One of the highest volcanoes in Europe, though no one knows, Stromboli lies for the most part under the Tyrrhenian Sea. If you could empty the sea, you would admire the 2000 meters of its volcanic structure. But only 926 of them are visible above the sea surface. A hidden giant, so. A giant who never sleeps.
Stromboli is also one of the most active volcanoes on Earth. Its explosions are unique, in fact the similar phenomena of other volcanoes worldwide are named after them (“strombolian“). The volcano is the main character of the island of the same name. The people, there, live in two small villages: San Vincenzo and Ginostra. They both are part of the municipality of the island of Lipari.
Stromboli, the pawing volcano
Stromboli came out of the sea 160,000 years ago. Its craters were set south of the modern ones. Part of the volcano collapsed producing the plain on which today rises the village San Vincenzo. A second collapse of the northern flank produced the Sciara del Fuoco, the steep rocky slide on which the lava flows to the sea.
Since its birth, the volcano Stromboli never was quiet for too long. A “silent” period can be recorded at the beginning of the 20th century. Its explosions are continuous, with a 10 or 20 minutes break between one and the other. There are also rare “major explosions” (see video here). They happen when a huge gas bubble causes a powerful blast of the lava, which can be dangerous for the people as well. On the other hand, lava streams are not usual and they mainly fall into the sea, with no damage.
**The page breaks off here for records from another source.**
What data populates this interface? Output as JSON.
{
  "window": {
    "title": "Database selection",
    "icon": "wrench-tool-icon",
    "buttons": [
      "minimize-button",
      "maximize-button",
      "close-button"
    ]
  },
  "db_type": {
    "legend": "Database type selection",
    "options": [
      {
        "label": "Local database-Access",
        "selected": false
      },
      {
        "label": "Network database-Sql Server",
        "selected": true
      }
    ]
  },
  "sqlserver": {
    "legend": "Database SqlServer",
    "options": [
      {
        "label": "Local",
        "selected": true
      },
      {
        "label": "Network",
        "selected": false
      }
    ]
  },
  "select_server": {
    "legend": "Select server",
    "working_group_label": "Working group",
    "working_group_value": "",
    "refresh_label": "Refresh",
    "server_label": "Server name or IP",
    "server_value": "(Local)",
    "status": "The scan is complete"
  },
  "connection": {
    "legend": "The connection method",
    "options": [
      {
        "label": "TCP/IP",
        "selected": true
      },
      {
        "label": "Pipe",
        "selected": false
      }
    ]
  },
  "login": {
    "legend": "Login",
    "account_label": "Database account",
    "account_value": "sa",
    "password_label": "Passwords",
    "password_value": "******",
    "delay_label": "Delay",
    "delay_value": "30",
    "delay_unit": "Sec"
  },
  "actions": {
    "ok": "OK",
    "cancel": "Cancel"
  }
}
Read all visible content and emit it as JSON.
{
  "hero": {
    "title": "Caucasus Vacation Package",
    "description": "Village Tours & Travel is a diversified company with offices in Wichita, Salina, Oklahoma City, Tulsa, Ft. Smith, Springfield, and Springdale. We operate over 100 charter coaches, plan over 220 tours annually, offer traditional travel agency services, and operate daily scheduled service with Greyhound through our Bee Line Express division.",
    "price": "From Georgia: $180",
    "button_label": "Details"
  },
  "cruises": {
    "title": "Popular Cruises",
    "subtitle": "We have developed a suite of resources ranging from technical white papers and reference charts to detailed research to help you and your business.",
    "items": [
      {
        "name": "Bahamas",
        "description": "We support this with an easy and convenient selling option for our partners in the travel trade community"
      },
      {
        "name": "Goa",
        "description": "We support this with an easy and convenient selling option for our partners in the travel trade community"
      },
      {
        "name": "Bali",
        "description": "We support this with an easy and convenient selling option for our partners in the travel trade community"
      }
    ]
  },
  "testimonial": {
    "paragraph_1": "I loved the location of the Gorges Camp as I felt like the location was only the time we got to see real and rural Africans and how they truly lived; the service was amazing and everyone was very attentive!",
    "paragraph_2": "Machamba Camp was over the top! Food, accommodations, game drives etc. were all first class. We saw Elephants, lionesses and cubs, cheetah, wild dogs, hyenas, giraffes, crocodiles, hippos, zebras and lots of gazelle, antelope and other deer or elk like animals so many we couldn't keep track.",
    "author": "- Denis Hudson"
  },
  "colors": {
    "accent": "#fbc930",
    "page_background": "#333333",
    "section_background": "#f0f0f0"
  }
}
Living on Stromboli
The island of Stromboli owes a lot to its volcano. Thanks to the constant show of fire, tourism has become the first economic activity . The people, however, continue to live on fishing as well. Locals who do not own a boat run hotels, B & Bs or restaurants. The inhabitants are 600, but the number increases considerably in the summer.
The best way to get around are small vehicles, possibly two wheels. Ginostra is isolated from the nucleus of the village of San Vincenzo. To reach it you have to cross the whole island on the back of a mule or arrive directly by sea.
The people of Stromboli, paradoxically, never climb the volcano. They consider it as a kind of male divinity (“Iddu”, he) and do not dare to venture beyond a certain height threshold. More than anything else, they are seafarers who have harmony and love for the waves, not for the mountains. Some, however, are guides, and lead tourists to the top. Stromboli must be respected and loved, rightly feared. But hardly anyone here is really afraid of the volcano. The explosions that shake the houses and excite the tourists, for the Strombolans are just “whims of Iddu”.
At Stromboli you can: swim, dive, hike and climb the volcano during the same holiday. In periods of calm it is also possible to stay overnight on the highest peak. It overlooks the craters, located 200 meters below. There are also many opportunities for entertainment in the evening at San Vincenzo.
Here you can also visit the Museum of Cinema, dedicated to the films that have been shot on the island. The museum is located in the house that hosted Ingrid Bergman and Rossellini during the filming of Stromboli Terra di Dio.
You can arrive on the island by hydrofoils and ferries that depart from Milazzo, but also from Messina and Naples. The main landing is San Vincenzo’s port. (photo by Grazia Musumeci)